It receives blood from the occiput of the head, which is the area of the head in the back. This includes the scalp and internal structures of the back of the head. The posterior external jugular collects blood from the occiput and sends it around the side of the neck to join with the external jugular vein.
These begin in the area of the hyoid bone, which is located in the front of the neck. It travels downward in front of the sternocleidomastoid muscle, which is a major muscle that is involved in the turning of the neck. At the bottom part of the neck, it goes beneath the sternocleidomastoid muscle, where it dumps blood into the external jugulars. In some cases, it doesn’t drain into the external jugular at all but ends up directly into the subclavian vein in order to travel down into the thorax where the superior vena cava enters the right atrium.
This is the vein that drains blood directly from the brain as well as parts of the face and neck. The internal jugular vein connects with the transverse sinus at the jugular foramen, which is the area at the base of the human skull that is the opening for the blood to drain from the veins of the brain to the outside of the skull itself.

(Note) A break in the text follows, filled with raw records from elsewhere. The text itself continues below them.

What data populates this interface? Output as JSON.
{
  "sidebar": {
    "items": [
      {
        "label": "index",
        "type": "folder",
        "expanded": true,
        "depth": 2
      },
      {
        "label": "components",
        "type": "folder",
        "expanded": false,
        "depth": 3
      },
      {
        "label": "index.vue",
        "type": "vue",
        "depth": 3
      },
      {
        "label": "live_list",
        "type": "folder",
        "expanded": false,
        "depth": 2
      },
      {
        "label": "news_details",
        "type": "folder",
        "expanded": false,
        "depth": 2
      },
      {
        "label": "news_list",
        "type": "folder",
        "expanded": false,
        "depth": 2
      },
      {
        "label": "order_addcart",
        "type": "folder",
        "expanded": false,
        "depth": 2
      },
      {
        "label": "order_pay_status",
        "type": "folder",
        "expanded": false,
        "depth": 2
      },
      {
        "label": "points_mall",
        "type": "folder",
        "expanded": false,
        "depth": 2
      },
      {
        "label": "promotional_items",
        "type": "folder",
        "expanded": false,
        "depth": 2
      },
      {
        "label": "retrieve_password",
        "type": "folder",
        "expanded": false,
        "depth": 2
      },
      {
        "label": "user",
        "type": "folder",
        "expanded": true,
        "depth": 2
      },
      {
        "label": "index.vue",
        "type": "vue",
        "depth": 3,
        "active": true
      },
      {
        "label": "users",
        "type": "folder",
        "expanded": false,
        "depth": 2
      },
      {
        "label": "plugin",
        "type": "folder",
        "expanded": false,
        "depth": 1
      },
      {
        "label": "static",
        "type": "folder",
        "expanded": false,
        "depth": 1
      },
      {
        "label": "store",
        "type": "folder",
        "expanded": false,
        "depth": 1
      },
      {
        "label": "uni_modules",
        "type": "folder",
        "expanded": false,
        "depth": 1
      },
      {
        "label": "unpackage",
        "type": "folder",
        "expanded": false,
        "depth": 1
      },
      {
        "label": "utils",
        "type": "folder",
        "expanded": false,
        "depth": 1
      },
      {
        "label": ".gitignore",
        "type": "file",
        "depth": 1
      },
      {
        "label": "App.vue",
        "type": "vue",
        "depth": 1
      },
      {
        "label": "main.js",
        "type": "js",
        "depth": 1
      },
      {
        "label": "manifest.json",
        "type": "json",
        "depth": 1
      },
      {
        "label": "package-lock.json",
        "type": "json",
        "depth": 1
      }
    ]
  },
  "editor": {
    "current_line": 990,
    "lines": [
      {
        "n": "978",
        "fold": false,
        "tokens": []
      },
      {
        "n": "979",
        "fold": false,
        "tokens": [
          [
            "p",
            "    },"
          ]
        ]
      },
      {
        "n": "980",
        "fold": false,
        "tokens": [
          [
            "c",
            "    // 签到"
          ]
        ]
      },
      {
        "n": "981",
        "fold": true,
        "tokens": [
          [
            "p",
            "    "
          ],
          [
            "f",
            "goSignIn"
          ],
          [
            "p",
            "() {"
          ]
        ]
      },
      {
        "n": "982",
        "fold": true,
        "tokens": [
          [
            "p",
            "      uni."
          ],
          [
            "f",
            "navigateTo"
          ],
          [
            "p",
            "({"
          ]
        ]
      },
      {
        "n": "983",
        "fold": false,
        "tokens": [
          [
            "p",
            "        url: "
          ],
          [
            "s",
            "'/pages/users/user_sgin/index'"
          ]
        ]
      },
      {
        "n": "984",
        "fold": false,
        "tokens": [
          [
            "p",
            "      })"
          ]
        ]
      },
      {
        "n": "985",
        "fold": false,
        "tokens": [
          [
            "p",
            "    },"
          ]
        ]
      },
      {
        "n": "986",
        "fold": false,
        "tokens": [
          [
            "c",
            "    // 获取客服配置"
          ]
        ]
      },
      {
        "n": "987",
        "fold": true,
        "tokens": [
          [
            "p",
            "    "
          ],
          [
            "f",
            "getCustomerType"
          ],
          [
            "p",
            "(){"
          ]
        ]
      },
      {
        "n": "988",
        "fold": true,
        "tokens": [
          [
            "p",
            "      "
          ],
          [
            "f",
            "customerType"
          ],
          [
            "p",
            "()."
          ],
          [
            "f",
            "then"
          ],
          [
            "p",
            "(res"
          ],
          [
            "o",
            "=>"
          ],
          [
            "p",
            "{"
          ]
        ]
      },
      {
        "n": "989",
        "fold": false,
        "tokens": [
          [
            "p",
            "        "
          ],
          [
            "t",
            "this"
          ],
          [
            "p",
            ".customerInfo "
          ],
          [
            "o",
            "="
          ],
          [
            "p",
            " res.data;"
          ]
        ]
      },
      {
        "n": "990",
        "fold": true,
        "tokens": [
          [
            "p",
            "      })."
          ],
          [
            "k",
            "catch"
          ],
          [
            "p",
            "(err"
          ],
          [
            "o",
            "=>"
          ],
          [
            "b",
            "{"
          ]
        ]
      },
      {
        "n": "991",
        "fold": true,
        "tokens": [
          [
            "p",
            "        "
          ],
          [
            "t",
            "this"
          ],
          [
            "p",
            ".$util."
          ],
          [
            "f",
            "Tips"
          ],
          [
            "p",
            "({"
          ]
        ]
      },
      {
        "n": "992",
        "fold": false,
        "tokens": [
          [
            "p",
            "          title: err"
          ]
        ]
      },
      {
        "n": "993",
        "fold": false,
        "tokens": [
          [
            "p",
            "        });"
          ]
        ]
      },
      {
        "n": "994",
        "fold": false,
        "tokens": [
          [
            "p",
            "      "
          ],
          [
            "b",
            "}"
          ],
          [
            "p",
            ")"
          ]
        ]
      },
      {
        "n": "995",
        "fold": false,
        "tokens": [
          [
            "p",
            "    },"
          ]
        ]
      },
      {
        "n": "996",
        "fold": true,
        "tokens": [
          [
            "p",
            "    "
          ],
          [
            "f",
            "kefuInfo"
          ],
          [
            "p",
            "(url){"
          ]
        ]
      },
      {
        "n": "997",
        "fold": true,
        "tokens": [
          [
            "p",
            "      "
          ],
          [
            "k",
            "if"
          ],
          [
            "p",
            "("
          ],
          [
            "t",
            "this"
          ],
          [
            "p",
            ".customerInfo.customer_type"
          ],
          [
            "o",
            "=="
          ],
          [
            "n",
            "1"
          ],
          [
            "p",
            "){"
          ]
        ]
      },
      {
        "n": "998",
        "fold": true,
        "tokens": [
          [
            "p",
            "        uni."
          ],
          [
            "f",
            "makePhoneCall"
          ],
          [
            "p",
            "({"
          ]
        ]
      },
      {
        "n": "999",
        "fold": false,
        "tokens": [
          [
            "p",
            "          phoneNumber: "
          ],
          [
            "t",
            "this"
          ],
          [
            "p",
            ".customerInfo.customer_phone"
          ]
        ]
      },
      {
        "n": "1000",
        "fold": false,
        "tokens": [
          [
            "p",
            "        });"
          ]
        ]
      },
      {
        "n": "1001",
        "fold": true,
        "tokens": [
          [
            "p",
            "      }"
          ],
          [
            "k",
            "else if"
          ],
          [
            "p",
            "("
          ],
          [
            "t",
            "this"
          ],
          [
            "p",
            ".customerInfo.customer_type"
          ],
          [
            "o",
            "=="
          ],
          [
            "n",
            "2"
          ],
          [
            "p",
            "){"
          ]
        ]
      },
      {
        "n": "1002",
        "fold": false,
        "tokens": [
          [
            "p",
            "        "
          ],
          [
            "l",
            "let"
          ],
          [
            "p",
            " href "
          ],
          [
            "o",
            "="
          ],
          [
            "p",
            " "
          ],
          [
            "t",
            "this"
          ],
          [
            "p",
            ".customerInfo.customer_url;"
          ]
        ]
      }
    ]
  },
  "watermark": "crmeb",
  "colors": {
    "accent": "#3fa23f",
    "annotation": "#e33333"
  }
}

Veins themselves aren’t as particular about their location and access points as that about the arteries, so there may be some variations in the appearance and the exact location of the vein. For example, the external jugulars might not be a single vein but may descend the outer portion of the neck as double set of "twin veins" that both lead to the subclavian vein in the lower part of the neck and the upper part of the thorax. This doesn’t affect circulation at all and is a normal variant to the single vein that most people have.